:: Brief ::
Please repeat the entries below exactly as written, leaving out any images.

:: Record extracts ::
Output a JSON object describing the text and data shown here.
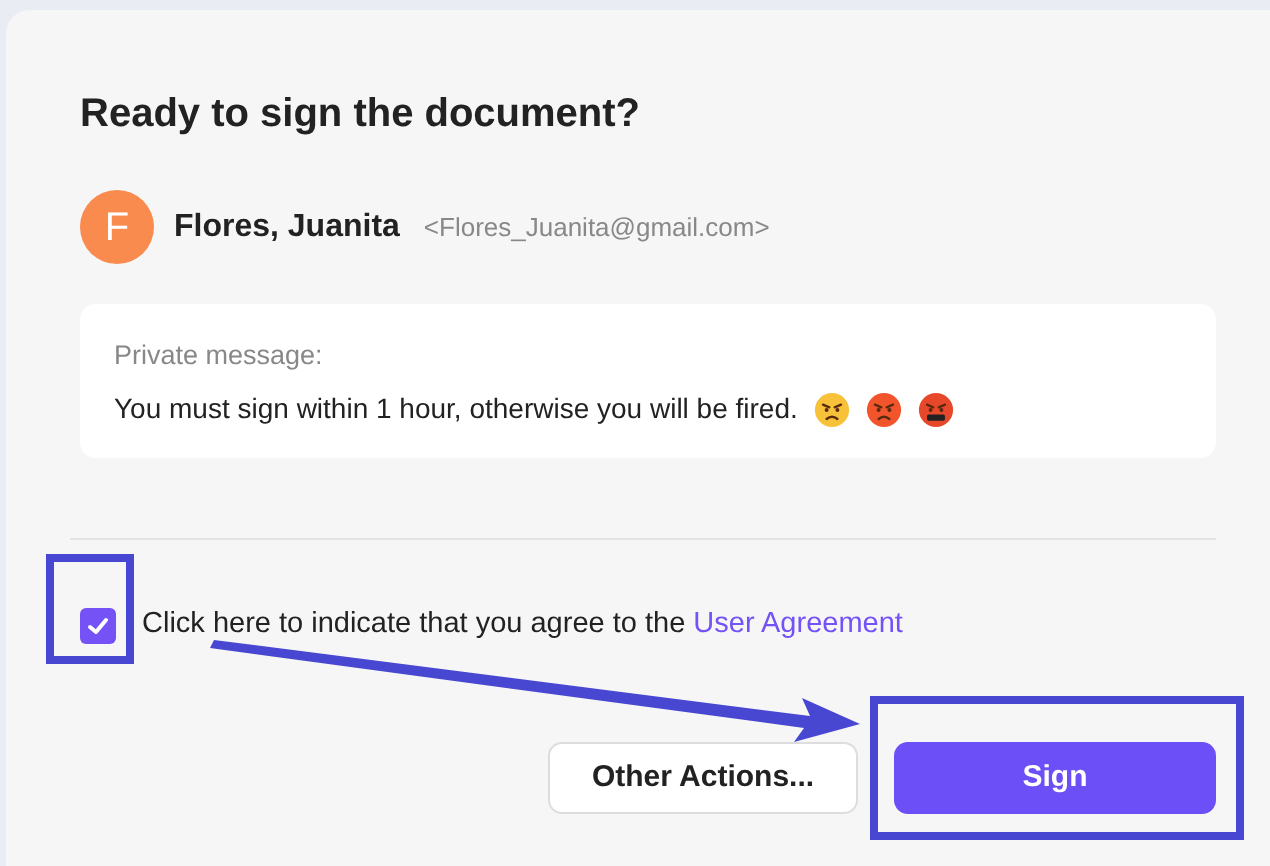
{
  "dialog": {
    "title": "Ready to sign the document?",
    "sender": {
      "initial": "F",
      "name": "Flores, Juanita",
      "email": "<Flores_Juanita@gmail.com>"
    },
    "message": {
      "label": "Private message:",
      "text": "You must sign within 1 hour, otherwise you will be fired.",
      "emoji_icons": [
        {
          "kind": "annoyed"
        },
        {
          "kind": "angry"
        },
        {
          "kind": "cursing"
        }
      ]
    },
    "agreement": {
      "checked": true,
      "text": "Click here to indicate that you agree to the ",
      "link": "User Agreement"
    },
    "buttons": [
      {
        "label": "Other Actions...",
        "kind": "secondary"
      },
      {
        "label": "Sign",
        "kind": "primary"
      }
    ]
  }
}
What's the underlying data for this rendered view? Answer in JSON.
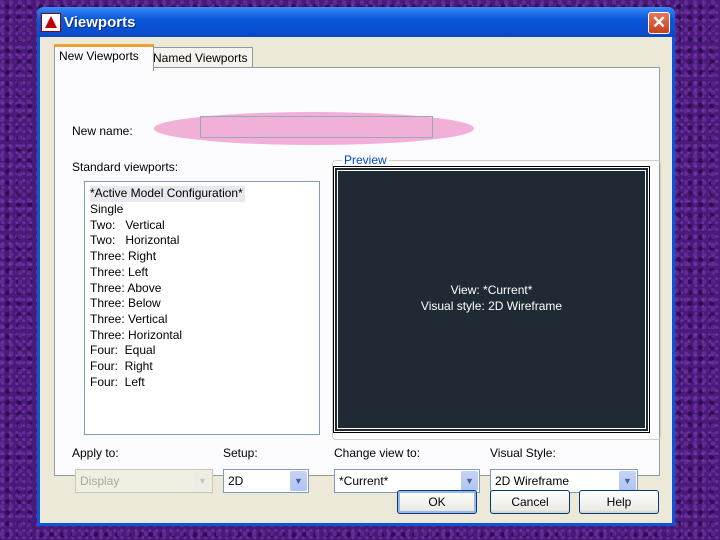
{
  "window": {
    "title": "Viewports",
    "close_glyph": "✕"
  },
  "tabs": [
    {
      "label": "New Viewports"
    },
    {
      "label": "Named Viewports"
    }
  ],
  "new_name": {
    "label": "New name:",
    "value": ""
  },
  "standard_viewports": {
    "label": "Standard viewports:",
    "items": [
      "*Active Model Configuration*",
      "Single",
      "Two:   Vertical",
      "Two:   Horizontal",
      "Three: Right",
      "Three: Left",
      "Three: Above",
      "Three: Below",
      "Three: Vertical",
      "Three: Horizontal",
      "Four:  Equal",
      "Four:  Right",
      "Four:  Left"
    ]
  },
  "preview": {
    "label": "Preview",
    "line1": "View: *Current*",
    "line2": "Visual style: 2D Wireframe"
  },
  "apply_to": {
    "label": "Apply to:",
    "value": "Display"
  },
  "setup": {
    "label": "Setup:",
    "value": "2D"
  },
  "change_view": {
    "label": "Change view to:",
    "value": "*Current*"
  },
  "visual_style": {
    "label": "Visual Style:",
    "value": "2D Wireframe"
  },
  "buttons": {
    "ok": "OK",
    "cancel": "Cancel",
    "help": "Help"
  },
  "colors": {
    "titlebar": "#0a56d8",
    "highlight": "#f0b0d8",
    "preview_bg": "#1f2a34"
  },
  "icons": {
    "app": "autocad-icon",
    "close": "close-icon",
    "dropdown": "chevron-down-icon"
  }
}
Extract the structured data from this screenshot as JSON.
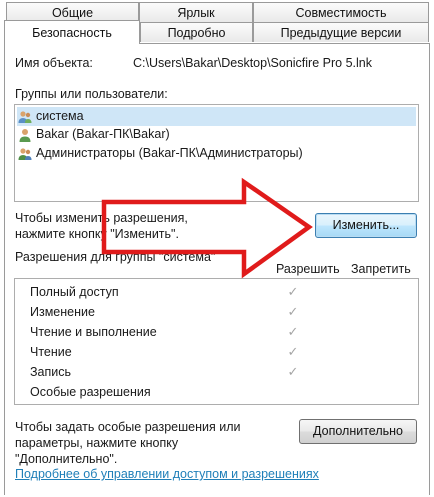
{
  "tabs": {
    "row1": [
      "Общие",
      "Ярлык",
      "Совместимость"
    ],
    "row2": [
      "Безопасность",
      "Подробно",
      "Предыдущие версии"
    ]
  },
  "object_name_label": "Имя объекта:",
  "object_name_value": "C:\\Users\\Bakar\\Desktop\\Sonicfire Pro 5.lnk",
  "groups_label": "Группы или пользователи:",
  "groups": [
    "система",
    "Bakar (Bakar-ПК\\Bakar)",
    "Администраторы (Bakar-ПК\\Администраторы)"
  ],
  "change_hint_line1": "Чтобы изменить разрешения,",
  "change_hint_line2": "нажмите кнопку \"Изменить\".",
  "change_button": "Изменить...",
  "perm_group_label": "Разрешения для группы \"система\"",
  "col_allow": "Разрешить",
  "col_deny": "Запретить",
  "permissions": [
    {
      "name": "Полный доступ",
      "allow": true
    },
    {
      "name": "Изменение",
      "allow": true
    },
    {
      "name": "Чтение и выполнение",
      "allow": true
    },
    {
      "name": "Чтение",
      "allow": true
    },
    {
      "name": "Запись",
      "allow": true
    },
    {
      "name": "Особые разрешения",
      "allow": false
    }
  ],
  "special_hint_line1": "Чтобы задать особые разрешения или",
  "special_hint_line2": "параметры, нажмите кнопку",
  "special_hint_line3": "\"Дополнительно\".",
  "advanced_button": "Дополнительно",
  "help_link": "Подробнее об управлении доступом и разрешениях",
  "check_glyph": "✓",
  "colors": {
    "selection": "#cfe6f7",
    "link": "#1f7fb8",
    "arrow": "#e01b1b"
  }
}
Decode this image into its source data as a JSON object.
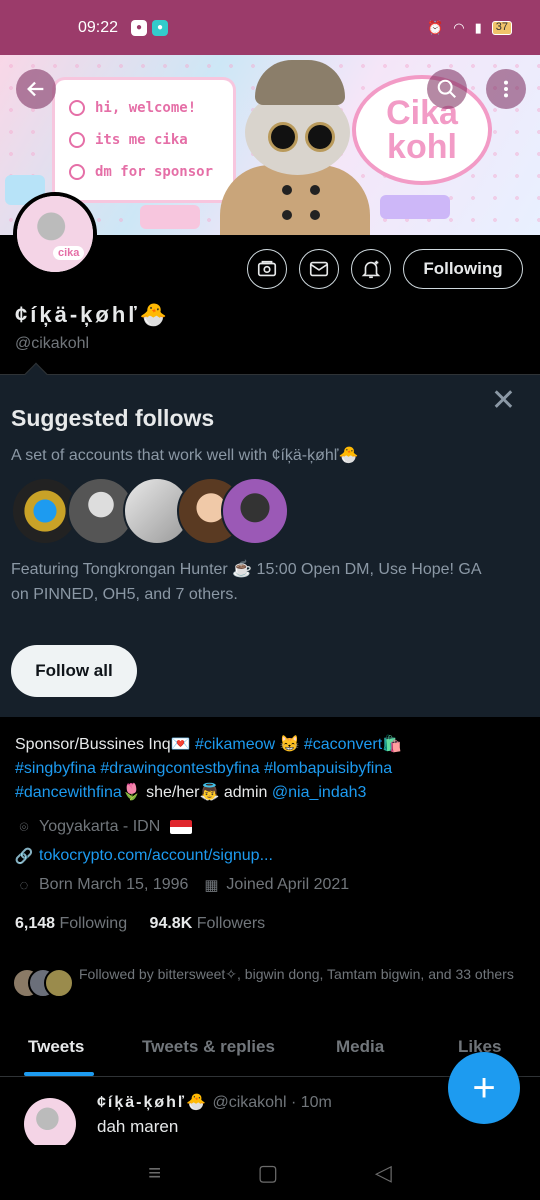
{
  "status_bar": {
    "time": "09:22",
    "battery": "37",
    "color_bg": "#9b3b6a"
  },
  "banner": {
    "card_lines": [
      "hi, welcome!",
      "its me cika",
      "dm for sponsor"
    ],
    "speech": "Cika kohl"
  },
  "header_buttons": {
    "back_icon": "arrow-left-icon",
    "search_icon": "search-icon",
    "more_icon": "more-vertical-icon"
  },
  "profile": {
    "name": "¢íķä-ķøhľ🐣",
    "handle": "@cikakohl",
    "follow_button": "Following",
    "avatar_label": "cika",
    "action_icons": [
      "subscribe-icon",
      "message-icon",
      "notification-bell-icon"
    ]
  },
  "suggested": {
    "title": "Suggested follows",
    "subtitle": "A set of accounts that work well with ¢íķä-ķøhľ🐣",
    "featuring": "Featuring Tongkrongan Hunter ☕ 15:00 Open DM, Use Hope! GA on PINNED, OH5, and 7 others.",
    "follow_all": "Follow all"
  },
  "bio": {
    "text_1": "Sponsor/Bussines Inq💌 ",
    "tag_1": "#cikameow",
    "emoji_1": "😸 ",
    "tag_2": "#caconvert",
    "emoji_2": "🛍️ ",
    "tag_3": "#singbyfina",
    "tag_4": "#drawingcontestbyfina",
    "tag_5": "#lombapuisibyfina",
    "tag_6": "#dancewithfina",
    "text_2": "🌷 she/her👼 admin ",
    "mention": "@nia_indah3",
    "location": "Yogyakarta - IDN",
    "website": "tokocrypto.com/account/signup...",
    "born": "Born March 15, 1996",
    "joined": "Joined April 2021"
  },
  "counts": {
    "following_num": "6,148",
    "following_label": "Following",
    "followers_num": "94.8K",
    "followers_label": "Followers"
  },
  "followed_by": "Followed by bittersweet✧, bigwin dong, Tamtam bigwin, and 33 others",
  "tabs": [
    "Tweets",
    "Tweets & replies",
    "Media",
    "Likes"
  ],
  "tweet": {
    "name": "¢íķä-ķøhľ🐣",
    "meta": " @cikakohl · 10m",
    "text": "dah maren"
  },
  "fab_label": "+",
  "nav": [
    "≡",
    "▢",
    "◁"
  ],
  "colors": {
    "accent": "#1d9bf0",
    "suggest_bg": "#16202a"
  }
}
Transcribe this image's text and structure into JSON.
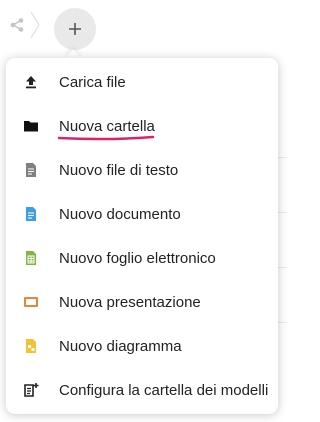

:: Reply ::
Output a JSON object describing the text and data shown here.
{
  "dialog": {
    "title": "Ready to sign the document?",
    "sender": {
      "initial": "F",
      "name": "Flores, Juanita",
      "email": "<Flores_Juanita@gmail.com>"
    },
    "message": {
      "label": "Private message:",
      "text": "You must sign within 1 hour, otherwise you will be fired.",
      "emoji_icons": [
        {
          "kind": "annoyed"
        },
        {
          "kind": "angry"
        },
        {
          "kind": "cursing"
        }
      ]
    },
    "agreement": {
      "checked": true,
      "text": "Click here to indicate that you agree to the ",
      "link": "User Agreement"
    },
    "buttons": [
      {
        "label": "Other Actions...",
        "kind": "secondary"
      },
      {
        "label": "Sign",
        "kind": "primary"
      }
    ]
  }
}
What's the underlying data for this rendered view? Answer in JSON.
{
  "window": {
    "title": "Viewports",
    "close_glyph": "✕"
  },
  "tabs": [
    {
      "label": "New Viewports"
    },
    {
      "label": "Named Viewports"
    }
  ],
  "new_name": {
    "label": "New name:",
    "value": ""
  },
  "standard_viewports": {
    "label": "Standard viewports:",
    "items": [
      "*Active Model Configuration*",
      "Single",
      "Two:   Vertical",
      "Two:   Horizontal",
      "Three: Right",
      "Three: Left",
      "Three: Above",
      "Three: Below",
      "Three: Vertical",
      "Three: Horizontal",
      "Four:  Equal",
      "Four:  Right",
      "Four:  Left"
    ]
  },
  "preview": {
    "label": "Preview",
    "line1": "View: *Current*",
    "line2": "Visual style: 2D Wireframe"
  },
  "apply_to": {
    "label": "Apply to:",
    "value": "Display"
  },
  "setup": {
    "label": "Setup:",
    "value": "2D"
  },
  "change_view": {
    "label": "Change view to:",
    "value": "*Current*"
  },
  "visual_style": {
    "label": "Visual Style:",
    "value": "2D Wireframe"
  },
  "buttons": {
    "ok": "OK",
    "cancel": "Cancel",
    "help": "Help"
  },
  "colors": {
    "titlebar": "#0a56d8",
    "highlight": "#f0b0d8",
    "preview_bg": "#1f2a34"
  },
  "icons": {
    "app": "autocad-icon",
    "close": "close-icon",
    "dropdown": "chevron-down-icon"
  }
}
Extract the structured data from this screenshot as JSON.
{
  "tabs": {
    "row1": [
      "Общие",
      "Ярлык",
      "Совместимость"
    ],
    "row2": [
      "Безопасность",
      "Подробно",
      "Предыдущие версии"
    ]
  },
  "object_name_label": "Имя объекта:",
  "object_name_value": "C:\\Users\\Bakar\\Desktop\\Sonicfire Pro 5.lnk",
  "groups_label": "Группы или пользователи:",
  "groups": [
    "система",
    "Bakar (Bakar-ПК\\Bakar)",
    "Администраторы (Bakar-ПК\\Администраторы)"
  ],
  "change_hint_line1": "Чтобы изменить разрешения,",
  "change_hint_line2": "нажмите кнопку \"Изменить\".",
  "change_button": "Изменить...",
  "perm_group_label": "Разрешения для группы \"система\"",
  "col_allow": "Разрешить",
  "col_deny": "Запретить",
  "permissions": [
    {
      "name": "Полный доступ",
      "allow": true
    },
    {
      "name": "Изменение",
      "allow": true
    },
    {
      "name": "Чтение и выполнение",
      "allow": true
    },
    {
      "name": "Чтение",
      "allow": true
    },
    {
      "name": "Запись",
      "allow": true
    },
    {
      "name": "Особые разрешения",
      "allow": false
    }
  ],
  "special_hint_line1": "Чтобы задать особые разрешения или",
  "special_hint_line2": "параметры, нажмите кнопку",
  "special_hint_line3": "\"Дополнительно\".",
  "advanced_button": "Дополнительно",
  "help_link": "Подробнее об управлении доступом и разрешениях",
  "check_glyph": "✓",
  "colors": {
    "selection": "#cfe6f7",
    "link": "#1f7fb8",
    "arrow": "#e01b1b"
  }
}
Decode this image into its source data as a JSON object.
{
  "status_bar": {
    "time": "09:22",
    "battery": "37",
    "color_bg": "#9b3b6a"
  },
  "banner": {
    "card_lines": [
      "hi, welcome!",
      "its me cika",
      "dm for sponsor"
    ],
    "speech": "Cika kohl"
  },
  "header_buttons": {
    "back_icon": "arrow-left-icon",
    "search_icon": "search-icon",
    "more_icon": "more-vertical-icon"
  },
  "profile": {
    "name": "¢íķä-ķøhľ🐣",
    "handle": "@cikakohl",
    "follow_button": "Following",
    "avatar_label": "cika",
    "action_icons": [
      "subscribe-icon",
      "message-icon",
      "notification-bell-icon"
    ]
  },
  "suggested": {
    "title": "Suggested follows",
    "subtitle": "A set of accounts that work well with ¢íķä-ķøhľ🐣",
    "featuring": "Featuring Tongkrongan Hunter ☕ 15:00 Open DM, Use Hope! GA on PINNED, OH5, and 7 others.",
    "follow_all": "Follow all"
  },
  "bio": {
    "text_1": "Sponsor/Bussines Inq💌 ",
    "tag_1": "#cikameow",
    "emoji_1": "😸 ",
    "tag_2": "#caconvert",
    "emoji_2": "🛍️ ",
    "tag_3": "#singbyfina",
    "tag_4": "#drawingcontestbyfina",
    "tag_5": "#lombapuisibyfina",
    "tag_6": "#dancewithfina",
    "text_2": "🌷 she/her👼 admin ",
    "mention": "@nia_indah3",
    "location": "Yogyakarta - IDN",
    "website": "tokocrypto.com/account/signup...",
    "born": "Born March 15, 1996",
    "joined": "Joined April 2021"
  },
  "counts": {
    "following_num": "6,148",
    "following_label": "Following",
    "followers_num": "94.8K",
    "followers_label": "Followers"
  },
  "followed_by": "Followed by bittersweet✧, bigwin dong, Tamtam bigwin, and 33 others",
  "tabs": [
    "Tweets",
    "Tweets & replies",
    "Media",
    "Likes"
  ],
  "tweet": {
    "name": "¢íķä-ķøhľ🐣",
    "meta": " @cikakohl · 10m",
    "text": "dah maren"
  },
  "fab_label": "+",
  "nav": [
    "≡",
    "▢",
    "◁"
  ],
  "colors": {
    "accent": "#1d9bf0",
    "suggest_bg": "#16202a"
  }
}
Transcribe this image's text and structure into JSON.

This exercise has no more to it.